The original Fat Bob had a reputation as a bit of a street brawler, and that’s one quality that’s transitioned seamlessly to the newcomer. It’s short and low, which puts your centre of gravity close to the asphalt and the preload-adjustable new suspension system makes for a very smooth, precise and engaging ride. So smooth in fact that where potholes and speed bumps were usually best avoided by Dyna riders, this setup almost makes you aim for them on purpose. Engine vibrations don’t feel as pronounced, but still tickles enough to remind you that it’s a Harley. While on the topic of the engine, the newly designed 1.9-litre two-cylinder Milwaukee-Eight is an absolute torque monster, no matter what gear you’re in. Anything between 2,000 and 5,000rpms is enormously satisfying, and accelerating out of a corner will put a smile on anybody’s face. I’d go out on a limb and say that instead of a Softail, the mannerisms of this bike is more reminiscent of the old Buell XB machines once produced under the Harley flag, and those were sportbikes, to be sure. The six-speed gearbox shifts reassuringly solid and feels totally bulletproof, not once missing a gear or fighting to find neutral. Brakes from the dual front discs are very good, but the same can’t be said for the rear. This is one of the few areas where the motorcycle still shows its 300kg heft. It takes a lot to stop that kind of moving mass, and stomping on the rear pedal actually has little effect on slowing down.

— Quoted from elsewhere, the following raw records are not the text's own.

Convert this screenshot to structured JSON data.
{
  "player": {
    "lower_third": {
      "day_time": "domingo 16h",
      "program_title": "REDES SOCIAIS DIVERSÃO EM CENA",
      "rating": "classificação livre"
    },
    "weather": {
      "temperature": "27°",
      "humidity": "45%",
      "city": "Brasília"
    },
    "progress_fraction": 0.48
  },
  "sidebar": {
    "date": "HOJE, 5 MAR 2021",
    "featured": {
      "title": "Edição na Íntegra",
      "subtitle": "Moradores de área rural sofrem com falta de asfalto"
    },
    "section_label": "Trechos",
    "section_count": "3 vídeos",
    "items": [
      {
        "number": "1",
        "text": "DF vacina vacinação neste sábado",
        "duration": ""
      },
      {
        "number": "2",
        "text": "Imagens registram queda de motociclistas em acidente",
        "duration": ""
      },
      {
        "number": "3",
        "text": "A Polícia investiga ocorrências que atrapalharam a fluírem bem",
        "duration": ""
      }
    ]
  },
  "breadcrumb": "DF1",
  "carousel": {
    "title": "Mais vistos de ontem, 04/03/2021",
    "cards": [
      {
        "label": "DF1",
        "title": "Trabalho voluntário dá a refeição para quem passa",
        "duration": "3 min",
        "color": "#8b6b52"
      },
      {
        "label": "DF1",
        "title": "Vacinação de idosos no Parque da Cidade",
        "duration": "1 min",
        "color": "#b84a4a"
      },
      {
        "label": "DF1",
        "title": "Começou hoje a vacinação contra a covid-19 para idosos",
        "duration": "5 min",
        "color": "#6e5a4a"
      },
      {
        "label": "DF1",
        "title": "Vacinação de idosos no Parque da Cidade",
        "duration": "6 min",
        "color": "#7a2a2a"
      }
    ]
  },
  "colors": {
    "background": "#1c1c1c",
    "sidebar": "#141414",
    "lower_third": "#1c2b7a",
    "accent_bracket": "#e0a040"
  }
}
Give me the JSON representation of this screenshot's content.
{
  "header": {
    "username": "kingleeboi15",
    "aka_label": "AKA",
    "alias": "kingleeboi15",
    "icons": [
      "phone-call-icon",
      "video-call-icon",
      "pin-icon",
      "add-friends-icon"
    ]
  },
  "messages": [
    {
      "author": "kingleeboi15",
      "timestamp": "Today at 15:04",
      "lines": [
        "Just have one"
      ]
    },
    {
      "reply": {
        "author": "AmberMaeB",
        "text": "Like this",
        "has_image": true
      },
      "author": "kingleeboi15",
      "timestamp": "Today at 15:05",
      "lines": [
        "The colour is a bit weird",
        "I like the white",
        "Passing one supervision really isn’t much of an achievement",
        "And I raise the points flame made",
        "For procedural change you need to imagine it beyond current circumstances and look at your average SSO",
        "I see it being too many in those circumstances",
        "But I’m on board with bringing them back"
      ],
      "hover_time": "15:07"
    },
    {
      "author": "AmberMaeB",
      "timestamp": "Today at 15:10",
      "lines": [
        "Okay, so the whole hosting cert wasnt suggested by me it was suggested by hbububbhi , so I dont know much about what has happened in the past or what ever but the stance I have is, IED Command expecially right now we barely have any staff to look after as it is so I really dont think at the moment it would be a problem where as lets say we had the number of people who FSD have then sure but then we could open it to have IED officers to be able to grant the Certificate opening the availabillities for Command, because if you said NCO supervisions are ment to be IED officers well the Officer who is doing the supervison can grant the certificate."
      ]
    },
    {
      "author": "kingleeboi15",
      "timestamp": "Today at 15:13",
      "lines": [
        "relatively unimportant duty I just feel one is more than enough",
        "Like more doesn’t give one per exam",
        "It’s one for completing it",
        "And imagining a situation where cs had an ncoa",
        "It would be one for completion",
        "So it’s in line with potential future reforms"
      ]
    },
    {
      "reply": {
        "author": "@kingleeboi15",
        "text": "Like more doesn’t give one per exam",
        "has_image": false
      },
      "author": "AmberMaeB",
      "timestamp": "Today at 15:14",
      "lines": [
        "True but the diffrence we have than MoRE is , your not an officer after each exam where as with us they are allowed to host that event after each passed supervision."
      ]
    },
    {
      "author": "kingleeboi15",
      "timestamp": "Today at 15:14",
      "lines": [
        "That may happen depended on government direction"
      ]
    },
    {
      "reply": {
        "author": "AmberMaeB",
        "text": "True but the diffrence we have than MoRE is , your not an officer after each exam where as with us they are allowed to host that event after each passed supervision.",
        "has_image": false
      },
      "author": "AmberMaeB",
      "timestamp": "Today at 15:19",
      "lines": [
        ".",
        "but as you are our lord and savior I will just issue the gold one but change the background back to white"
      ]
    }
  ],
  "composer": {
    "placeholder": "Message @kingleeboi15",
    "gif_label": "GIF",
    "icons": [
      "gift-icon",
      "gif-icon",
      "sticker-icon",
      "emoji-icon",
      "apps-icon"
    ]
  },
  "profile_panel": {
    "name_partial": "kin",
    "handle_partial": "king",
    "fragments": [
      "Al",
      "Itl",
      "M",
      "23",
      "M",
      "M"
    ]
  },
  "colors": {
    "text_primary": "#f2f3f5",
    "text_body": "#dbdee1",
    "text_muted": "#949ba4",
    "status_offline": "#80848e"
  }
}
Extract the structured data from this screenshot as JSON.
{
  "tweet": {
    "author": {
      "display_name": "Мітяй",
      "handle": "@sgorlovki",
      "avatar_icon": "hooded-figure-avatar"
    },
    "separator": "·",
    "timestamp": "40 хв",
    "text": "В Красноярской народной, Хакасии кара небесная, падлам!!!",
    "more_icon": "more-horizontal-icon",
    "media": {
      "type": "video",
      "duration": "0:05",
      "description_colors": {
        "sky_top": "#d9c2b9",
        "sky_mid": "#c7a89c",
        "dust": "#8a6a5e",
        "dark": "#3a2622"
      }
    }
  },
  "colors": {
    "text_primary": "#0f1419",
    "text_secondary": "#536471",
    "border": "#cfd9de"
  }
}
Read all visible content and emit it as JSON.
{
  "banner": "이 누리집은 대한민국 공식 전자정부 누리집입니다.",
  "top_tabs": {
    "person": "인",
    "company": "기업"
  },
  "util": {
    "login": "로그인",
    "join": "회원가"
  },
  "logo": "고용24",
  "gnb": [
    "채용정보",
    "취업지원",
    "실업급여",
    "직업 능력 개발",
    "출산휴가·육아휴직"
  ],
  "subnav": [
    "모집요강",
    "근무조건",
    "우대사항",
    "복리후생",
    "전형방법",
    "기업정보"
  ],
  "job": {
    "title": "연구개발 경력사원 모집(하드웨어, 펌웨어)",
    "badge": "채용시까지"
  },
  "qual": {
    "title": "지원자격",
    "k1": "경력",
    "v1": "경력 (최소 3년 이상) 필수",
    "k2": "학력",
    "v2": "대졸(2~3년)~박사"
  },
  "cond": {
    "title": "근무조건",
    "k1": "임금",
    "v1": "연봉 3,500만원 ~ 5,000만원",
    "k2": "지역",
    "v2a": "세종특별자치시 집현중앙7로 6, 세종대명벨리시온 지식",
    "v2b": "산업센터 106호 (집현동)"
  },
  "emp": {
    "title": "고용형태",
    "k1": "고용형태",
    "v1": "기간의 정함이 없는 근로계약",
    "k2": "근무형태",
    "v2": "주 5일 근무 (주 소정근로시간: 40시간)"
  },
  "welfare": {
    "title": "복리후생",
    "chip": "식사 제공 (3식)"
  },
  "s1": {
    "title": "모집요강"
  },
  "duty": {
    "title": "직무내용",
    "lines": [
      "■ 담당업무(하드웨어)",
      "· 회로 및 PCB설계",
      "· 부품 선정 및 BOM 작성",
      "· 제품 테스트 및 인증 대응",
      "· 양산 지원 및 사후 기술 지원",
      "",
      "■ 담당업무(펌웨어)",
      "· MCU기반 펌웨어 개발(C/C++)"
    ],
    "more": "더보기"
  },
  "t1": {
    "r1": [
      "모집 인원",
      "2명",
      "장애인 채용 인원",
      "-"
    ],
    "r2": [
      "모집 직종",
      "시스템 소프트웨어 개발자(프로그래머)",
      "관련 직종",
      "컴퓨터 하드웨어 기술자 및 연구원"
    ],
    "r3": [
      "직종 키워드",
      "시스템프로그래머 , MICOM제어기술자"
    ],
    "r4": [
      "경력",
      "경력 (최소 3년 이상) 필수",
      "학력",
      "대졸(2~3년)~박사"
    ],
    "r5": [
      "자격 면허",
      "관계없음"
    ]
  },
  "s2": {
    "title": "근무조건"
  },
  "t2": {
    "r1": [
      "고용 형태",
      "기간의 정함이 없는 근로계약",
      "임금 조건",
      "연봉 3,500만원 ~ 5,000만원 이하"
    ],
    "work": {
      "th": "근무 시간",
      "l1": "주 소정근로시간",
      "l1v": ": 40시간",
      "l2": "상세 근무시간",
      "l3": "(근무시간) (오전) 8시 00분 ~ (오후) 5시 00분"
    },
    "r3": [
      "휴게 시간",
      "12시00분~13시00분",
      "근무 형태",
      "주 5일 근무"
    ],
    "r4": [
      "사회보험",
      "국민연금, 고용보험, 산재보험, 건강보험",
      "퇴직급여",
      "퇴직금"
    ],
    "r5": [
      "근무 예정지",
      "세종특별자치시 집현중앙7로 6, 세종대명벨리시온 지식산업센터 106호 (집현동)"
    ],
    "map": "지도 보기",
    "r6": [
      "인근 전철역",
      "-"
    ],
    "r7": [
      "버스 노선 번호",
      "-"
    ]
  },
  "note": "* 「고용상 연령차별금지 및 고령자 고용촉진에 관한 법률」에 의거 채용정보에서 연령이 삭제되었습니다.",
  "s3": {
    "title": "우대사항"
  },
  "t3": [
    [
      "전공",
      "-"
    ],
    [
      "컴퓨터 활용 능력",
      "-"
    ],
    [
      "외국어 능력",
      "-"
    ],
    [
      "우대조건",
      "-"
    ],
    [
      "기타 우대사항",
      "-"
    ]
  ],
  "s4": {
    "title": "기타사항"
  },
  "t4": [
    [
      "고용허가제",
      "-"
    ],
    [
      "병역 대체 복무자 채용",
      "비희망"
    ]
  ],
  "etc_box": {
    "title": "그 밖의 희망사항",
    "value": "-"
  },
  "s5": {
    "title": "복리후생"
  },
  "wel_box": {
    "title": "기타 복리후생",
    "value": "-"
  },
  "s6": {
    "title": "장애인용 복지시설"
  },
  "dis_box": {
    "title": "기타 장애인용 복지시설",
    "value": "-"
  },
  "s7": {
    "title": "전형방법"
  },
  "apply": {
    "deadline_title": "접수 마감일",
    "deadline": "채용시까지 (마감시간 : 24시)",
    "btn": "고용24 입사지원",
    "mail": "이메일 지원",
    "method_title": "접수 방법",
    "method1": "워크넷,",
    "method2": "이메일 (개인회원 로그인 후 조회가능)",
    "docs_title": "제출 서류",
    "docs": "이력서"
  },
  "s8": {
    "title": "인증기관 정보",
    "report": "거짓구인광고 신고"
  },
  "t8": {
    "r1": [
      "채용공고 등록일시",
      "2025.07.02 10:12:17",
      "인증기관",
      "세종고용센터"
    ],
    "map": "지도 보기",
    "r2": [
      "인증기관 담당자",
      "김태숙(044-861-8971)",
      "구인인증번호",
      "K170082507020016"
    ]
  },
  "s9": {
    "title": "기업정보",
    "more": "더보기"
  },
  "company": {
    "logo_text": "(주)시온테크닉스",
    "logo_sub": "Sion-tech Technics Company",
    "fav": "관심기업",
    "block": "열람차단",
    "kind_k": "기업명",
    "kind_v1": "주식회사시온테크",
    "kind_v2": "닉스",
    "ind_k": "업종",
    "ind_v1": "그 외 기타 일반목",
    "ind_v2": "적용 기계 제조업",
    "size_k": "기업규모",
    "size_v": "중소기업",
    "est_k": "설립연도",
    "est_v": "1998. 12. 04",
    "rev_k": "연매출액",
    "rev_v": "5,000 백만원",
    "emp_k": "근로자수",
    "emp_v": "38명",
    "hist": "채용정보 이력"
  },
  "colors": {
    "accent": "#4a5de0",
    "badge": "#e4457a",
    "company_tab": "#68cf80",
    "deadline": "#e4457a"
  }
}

Ergonomics overall seem to be geared towards shorter riders though. The foot pegs are neither underneath like traditional mid-mounts, nor stretched ahead like the old model’s forward controls, but rather somewhere in the middle. This, in addition to one of the most comfortable stock seats we’ve seen, is perfect for carving some corners or shorter trips around town, however on long journeys of anything more than an hour it quickly becomes cramped, as there is nowhere else to really move your leg position around to. The smooth engine now results in very clear imaging in the side mirrors, but thanks to the narrow drag handlebars they come mounted on, the only thing visible in them are your elbows. Another very small annoyance — and call me petty — is with the horn, which is nothing short of embarrassing on a machine like this.

 

Photos: Stefan Lindeque

I’ve honestly heard more aggressive sounds coming from the pizza deliveries and it really doesn’t suit the rest of the bike’s demeanor.

Identity crisis? Really, it’s just a name. So while it’s sparked a debate of whether or not it’s a ‘true Fat Bob’ or a ‘true Softail’, Harley-Davidson has given us a new machine full of its own character and is immense fun to ride. It’s a bike that makes you take the long way round, and that’s all that matters.